**WHAT THIS TASK INVOLVES**
The response should consist of the data reproduced word for word.

# # # # # # #

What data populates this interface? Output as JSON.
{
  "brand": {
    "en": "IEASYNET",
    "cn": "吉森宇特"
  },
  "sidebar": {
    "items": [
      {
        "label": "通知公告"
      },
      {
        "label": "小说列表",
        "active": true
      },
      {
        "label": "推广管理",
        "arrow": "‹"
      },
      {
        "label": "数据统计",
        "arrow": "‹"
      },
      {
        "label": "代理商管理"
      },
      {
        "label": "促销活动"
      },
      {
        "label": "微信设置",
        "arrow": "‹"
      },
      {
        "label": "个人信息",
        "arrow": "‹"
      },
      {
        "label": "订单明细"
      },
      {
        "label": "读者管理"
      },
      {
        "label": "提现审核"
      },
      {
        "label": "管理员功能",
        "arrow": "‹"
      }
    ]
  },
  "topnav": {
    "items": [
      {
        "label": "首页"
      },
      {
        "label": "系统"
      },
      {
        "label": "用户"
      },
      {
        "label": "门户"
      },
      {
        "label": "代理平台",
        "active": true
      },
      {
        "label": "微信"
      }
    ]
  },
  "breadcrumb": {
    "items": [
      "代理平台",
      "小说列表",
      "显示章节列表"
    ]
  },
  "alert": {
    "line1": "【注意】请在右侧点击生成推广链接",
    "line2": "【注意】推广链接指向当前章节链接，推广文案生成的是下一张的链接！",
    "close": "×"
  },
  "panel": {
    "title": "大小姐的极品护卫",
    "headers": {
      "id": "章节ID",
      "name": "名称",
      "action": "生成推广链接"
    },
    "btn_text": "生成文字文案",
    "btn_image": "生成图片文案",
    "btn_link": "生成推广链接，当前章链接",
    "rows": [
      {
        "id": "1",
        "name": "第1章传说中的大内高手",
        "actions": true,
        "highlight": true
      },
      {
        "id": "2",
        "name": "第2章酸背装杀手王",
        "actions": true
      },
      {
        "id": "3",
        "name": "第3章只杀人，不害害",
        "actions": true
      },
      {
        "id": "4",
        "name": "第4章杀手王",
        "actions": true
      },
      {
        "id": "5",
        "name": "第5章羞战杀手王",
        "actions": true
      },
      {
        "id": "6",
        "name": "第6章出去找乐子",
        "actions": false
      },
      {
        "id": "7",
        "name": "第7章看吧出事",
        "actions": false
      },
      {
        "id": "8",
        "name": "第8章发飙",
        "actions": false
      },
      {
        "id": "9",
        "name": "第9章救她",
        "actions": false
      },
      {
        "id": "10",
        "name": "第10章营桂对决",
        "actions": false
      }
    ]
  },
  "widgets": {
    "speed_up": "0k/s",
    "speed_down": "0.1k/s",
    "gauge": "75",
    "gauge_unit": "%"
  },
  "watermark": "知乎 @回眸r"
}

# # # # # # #

**WORKED SOLUTION**
What data populates this interface? Output as JSON.
{
  "brand": {
    "en": "IEASYNET",
    "cn": "吉森宇特"
  },
  "sidebar": {
    "items": [
      {
        "label": "通知公告"
      },
      {
        "label": "小说列表",
        "active": true
      },
      {
        "label": "推广管理",
        "arrow": "‹"
      },
      {
        "label": "数据统计",
        "arrow": "‹"
      },
      {
        "label": "代理商管理"
      },
      {
        "label": "促销活动"
      },
      {
        "label": "微信设置",
        "arrow": "‹"
      },
      {
        "label": "个人信息",
        "arrow": "‹"
      },
      {
        "label": "订单明细"
      },
      {
        "label": "读者管理"
      },
      {
        "label": "提现审核"
      },
      {
        "label": "管理员功能",
        "arrow": "‹"
      }
    ]
  },
  "topnav": {
    "items": [
      {
        "label": "首页"
      },
      {
        "label": "系统"
      },
      {
        "label": "用户"
      },
      {
        "label": "门户"
      },
      {
        "label": "代理平台",
        "active": true
      },
      {
        "label": "微信"
      }
    ]
  },
  "breadcrumb": {
    "items": [
      "代理平台",
      "小说列表",
      "显示章节列表"
    ]
  },
  "alert": {
    "line1": "【注意】请在右侧点击生成推广链接",
    "line2": "【注意】推广链接指向当前章节链接，推广文案生成的是下一张的链接！",
    "close": "×"
  },
  "panel": {
    "title": "大小姐的极品护卫",
    "headers": {
      "id": "章节ID",
      "name": "名称",
      "action": "生成推广链接"
    },
    "btn_text": "生成文字文案",
    "btn_image": "生成图片文案",
    "btn_link": "生成推广链接，当前章链接",
    "rows": [
      {
        "id": "1",
        "name": "第1章传说中的大内高手",
        "actions": true,
        "highlight": true
      },
      {
        "id": "2",
        "name": "第2章酸背装杀手王",
        "actions": true
      },
      {
        "id": "3",
        "name": "第3章只杀人，不害害",
        "actions": true
      },
      {
        "id": "4",
        "name": "第4章杀手王",
        "actions": true
      },
      {
        "id": "5",
        "name": "第5章羞战杀手王",
        "actions": true
      },
      {
        "id": "6",
        "name": "第6章出去找乐子",
        "actions": false
      },
      {
        "id": "7",
        "name": "第7章看吧出事",
        "actions": false
      },
      {
        "id": "8",
        "name": "第8章发飙",
        "actions": false
      },
      {
        "id": "9",
        "name": "第9章救她",
        "actions": false
      },
      {
        "id": "10",
        "name": "第10章营桂对决",
        "actions": false
      }
    ]
  },
  "widgets": {
    "speed_up": "0k/s",
    "speed_down": "0.1k/s",
    "gauge": "75",
    "gauge_unit": "%"
  },
  "watermark": "知乎 @回眸r"
}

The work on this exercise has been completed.